When I was a little girl, my father would take me on long walks down winding country lanes. Every so often he would stop and point to a tree and show me a bird and tell me its name. I would ask him how he knew that the tiny bird was there on the tree? He would simply say “I heard it singing!” I was both enthralled and captivated – it was like a magic trick – to hear a bird, know which branch of what tree it perched upon and to be able to name it too all from its burst of song. My father taught me to love all creatures, to watch them and treasure them and to know that it is a gift to both hear them and see them.
It is now January of a new year but this year we are bereft of birds. Gone are the vast numbers of sparrows and starlings. Gone are the garden visitors the cheeky finches and the sweet tits. Every garden should have its own blackbird and robin, these are both territorial birds and they are noisy in their declarations of which gardens they have chosen to be their homes. Where has our blackbird and robin gone? Not a sign of either bird in this dawn of a new year can be seen.
We have one or two crows, an odd magpie, wood pigeon and ring neck dove. All of these are considered to be large birds. It is worrying to consider that none of the small and medium birds appear to be around. The fat balls hang like remnants from a bygone time in a museum.

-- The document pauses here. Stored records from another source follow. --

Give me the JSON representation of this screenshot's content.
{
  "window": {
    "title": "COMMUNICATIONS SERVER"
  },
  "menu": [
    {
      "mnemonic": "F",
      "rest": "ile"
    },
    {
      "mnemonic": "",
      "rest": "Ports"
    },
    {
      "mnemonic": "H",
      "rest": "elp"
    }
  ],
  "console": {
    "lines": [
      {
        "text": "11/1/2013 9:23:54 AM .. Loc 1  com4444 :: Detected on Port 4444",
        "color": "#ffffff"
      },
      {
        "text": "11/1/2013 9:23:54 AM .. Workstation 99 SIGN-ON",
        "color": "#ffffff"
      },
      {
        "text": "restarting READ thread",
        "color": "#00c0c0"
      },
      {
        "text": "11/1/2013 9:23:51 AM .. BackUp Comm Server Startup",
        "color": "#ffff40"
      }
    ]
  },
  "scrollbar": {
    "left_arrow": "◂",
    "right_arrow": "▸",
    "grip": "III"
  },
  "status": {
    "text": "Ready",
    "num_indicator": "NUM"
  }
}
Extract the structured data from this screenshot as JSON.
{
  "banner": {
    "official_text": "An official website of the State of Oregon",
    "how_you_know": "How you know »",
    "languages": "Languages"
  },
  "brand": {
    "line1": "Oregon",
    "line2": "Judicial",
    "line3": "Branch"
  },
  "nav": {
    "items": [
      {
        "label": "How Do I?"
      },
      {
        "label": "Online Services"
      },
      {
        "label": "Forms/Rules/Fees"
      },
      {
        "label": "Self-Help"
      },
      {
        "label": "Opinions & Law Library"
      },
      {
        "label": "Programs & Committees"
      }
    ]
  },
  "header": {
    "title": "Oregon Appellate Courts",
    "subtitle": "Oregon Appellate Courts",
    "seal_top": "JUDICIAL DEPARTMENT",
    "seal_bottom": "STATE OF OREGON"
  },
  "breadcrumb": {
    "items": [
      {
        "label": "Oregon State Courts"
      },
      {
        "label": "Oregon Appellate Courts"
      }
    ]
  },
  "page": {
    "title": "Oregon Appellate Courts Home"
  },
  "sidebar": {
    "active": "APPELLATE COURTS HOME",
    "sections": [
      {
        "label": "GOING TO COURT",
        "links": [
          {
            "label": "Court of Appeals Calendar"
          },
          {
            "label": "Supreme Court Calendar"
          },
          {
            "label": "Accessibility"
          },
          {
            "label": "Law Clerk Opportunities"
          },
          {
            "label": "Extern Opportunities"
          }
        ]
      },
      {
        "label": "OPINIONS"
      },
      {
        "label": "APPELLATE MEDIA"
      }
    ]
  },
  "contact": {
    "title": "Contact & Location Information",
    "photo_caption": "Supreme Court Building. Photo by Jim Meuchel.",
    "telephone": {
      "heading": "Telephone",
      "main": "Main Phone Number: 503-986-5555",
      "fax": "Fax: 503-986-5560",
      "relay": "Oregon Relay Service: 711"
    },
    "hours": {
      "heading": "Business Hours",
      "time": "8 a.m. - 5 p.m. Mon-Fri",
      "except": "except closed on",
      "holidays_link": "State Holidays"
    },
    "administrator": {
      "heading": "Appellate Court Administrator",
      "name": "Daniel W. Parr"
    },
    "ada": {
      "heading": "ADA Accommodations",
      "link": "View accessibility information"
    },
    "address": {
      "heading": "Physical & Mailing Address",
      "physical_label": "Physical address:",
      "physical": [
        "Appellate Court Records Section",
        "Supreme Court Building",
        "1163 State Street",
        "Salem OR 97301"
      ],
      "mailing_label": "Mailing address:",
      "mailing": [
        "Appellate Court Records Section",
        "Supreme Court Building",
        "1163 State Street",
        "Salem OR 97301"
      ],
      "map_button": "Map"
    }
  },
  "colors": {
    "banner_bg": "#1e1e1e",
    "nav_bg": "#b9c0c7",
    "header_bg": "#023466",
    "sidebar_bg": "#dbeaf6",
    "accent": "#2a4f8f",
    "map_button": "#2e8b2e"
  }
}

Even the squirrels have left the nuts alone and the bird seeds have begun to sprout!
Our Carrion Crow - Corvus corone (note the crows in our area often have a little bit of white on their tail or wing feathers) .. you may just about be able to see the lighter spot on this one’s tail feathers.